Local authorities are still struggling to extinguish and contain fires on Mt. Papandayan in Garut, West Java, due to a lack of human resources and proper equipment.
“The fire has razed around 40 hectares of the mountain’s forest,” said Karwin, the head of the Mt. Papandayan supervisory unit on Friday.
As of Friday, fires, which started on Tuesday, were still detected in several spots of the 2,665 meter-high mountain.
Smoke was seen rising far above the mountain, thicker than the smoke emitted from the mountain’s crater.
Two teams, consisting of a number of volunteers and motorcycle taxi drivers, were deployed to help put out the forest fire.
“Today, there are only 10 people climbing the mountain,” said Mega Kosasih, a volunteer.
Mega added that it required good physical condition to reach the areas affected, which were rocky with many gradients.
Volunteers were also aware of the danger of the smoky haze hanging over the fire causing them respiratory problems.
The volunteers carried blades to enter the forest, while using hoes and pitchforks to extinguish the fire.
They created cracks in the ground to keep the fire from spreading, explained Mega.
Ato, another volunteer, said that the forest on Mt. Papandayan was prone to fires, adding that dry weather and high winds seemed to have worsened such conditions.
“If we do not immediately stop the points of origin, it is feared that the fire will quickly spread to other areas,” said Ato.
Mt. Papandayan covers a park area of approximately 225 hectares. The area includes part of a natural reserve area of 6,807 hectares.
Separately, Garut Disaster Mitigation Agency (BPBD) head Agus Saefudin said that the steep mountains had hampered their efforts to extinguish the forest fires.
“We found it hard to carry heavy tools up to the mountain,” Agus said, adding that his teams and volunteers instead used simple tools to reach rocky spots.

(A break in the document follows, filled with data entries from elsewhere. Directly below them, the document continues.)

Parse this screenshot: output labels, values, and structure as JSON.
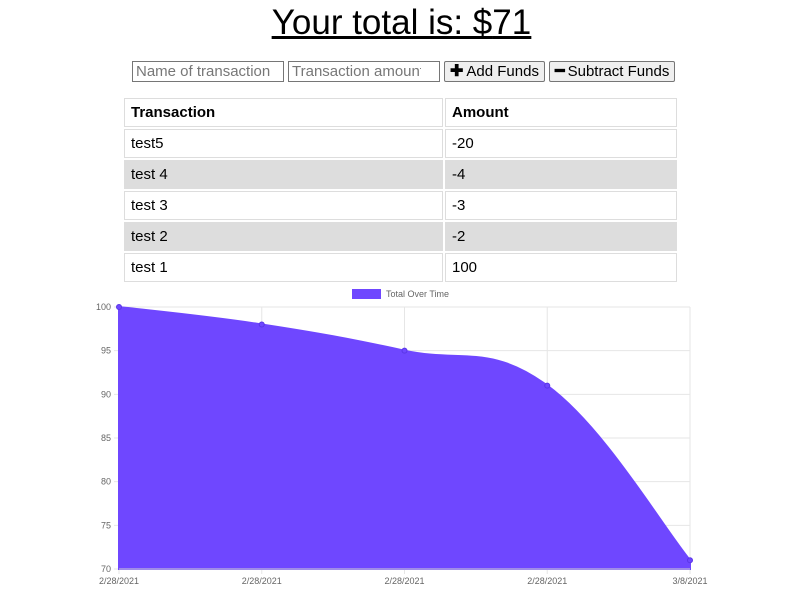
{
  "header": {
    "prefix": "Your total is: $",
    "total": "71"
  },
  "form": {
    "name_placeholder": "Name of transaction",
    "amount_placeholder": "Transaction amount",
    "add_label": "Add Funds",
    "subtract_label": "Subtract Funds",
    "add_icon": "plus-icon",
    "subtract_icon": "minus-icon"
  },
  "table": {
    "headers": [
      "Transaction",
      "Amount"
    ],
    "rows": [
      {
        "name": "test5",
        "amount": "-20"
      },
      {
        "name": "test 4",
        "amount": "-4"
      },
      {
        "name": "test 3",
        "amount": "-3"
      },
      {
        "name": "test 2",
        "amount": "-2"
      },
      {
        "name": "test 1",
        "amount": "100"
      }
    ],
    "alt_row_color": "#dddddd"
  },
  "chart_data": {
    "type": "area",
    "categories": [
      "2/28/2021",
      "2/28/2021",
      "2/28/2021",
      "2/28/2021",
      "3/8/2021"
    ],
    "series": [
      {
        "name": "Total Over Time",
        "values": [
          100,
          98,
          95,
          91,
          71
        ],
        "color": "#6f47ff"
      }
    ],
    "ylim": [
      70,
      100
    ],
    "yticks": [
      70,
      75,
      80,
      85,
      90,
      95,
      100
    ],
    "legend": "top-center",
    "grid": true
  }
}
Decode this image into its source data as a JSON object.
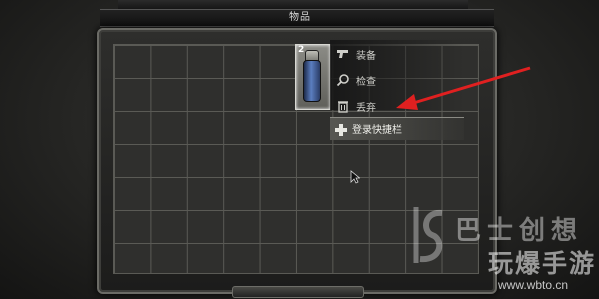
{
  "header": {
    "tab_title": "物品"
  },
  "inventory": {
    "grid": {
      "columns": 10,
      "rows": 7
    },
    "selected_item": {
      "count": "2",
      "icon": "grenade-icon"
    }
  },
  "context_menu": {
    "items": [
      {
        "label": "装备",
        "icon": "pistol-icon"
      },
      {
        "label": "检查",
        "icon": "magnifier-icon"
      },
      {
        "label": "丢弃",
        "icon": "trash-icon"
      }
    ],
    "submenu": {
      "label": "登录快捷栏",
      "icon": "dpad-icon"
    }
  },
  "annotation": {
    "arrow_color": "#e02020"
  },
  "watermark": {
    "title": "巴士创想",
    "subtitle": "玩爆手游",
    "url": "www.wbto.cn"
  }
}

Despite the forest fires, Agus said that tourism sites in the mountain area, including a camping ground at Pondok Saladah, which is situated on the slopes of the mountain, were still open to the public.
“Don’t hesitate to come [to the camping ground] because the tourist spot is far from the fire,” he added.
However, the forest fire itself had become a tourist attraction for local residents.
“We can even see the fire at night, not only the smoke. It’s become a tourist attraction for visitors, but I do really hope that the authorities can immediately put it out,” said Ade, a vendor in the parking lot of Mt. Papandayan.
Meanwhile in Jambi, the administration will take the necessary measures to fight forest fires that have been clouding the region for some time.
“We have set up a post in Pekanbaru and another one in Kalimantan,” said Zubaidi AR, the head of the Jambi BPBD branch.
He said that his agency would launch a weather control program, in the form of artificial rain, to stop the forest fires and haze, adding that artificial rain would temporarily solve the problem.
“From 6 a.m, to 8 a.m., the haze did not look as thick as usual. We are keeping our eyes open to face any possibilities,” said Zubaidi.
Dalmanto, the head of the emergency unit at Jambi BPBD, said that the fires came from forests, peatlands, bushes and plantations in Jambi and other regions, like Riau Islands and South Sumatra.
There are more than 100 hotspots in both Riau and South Sumatra, while Jambi saw fewer such location, according to Dalmanto.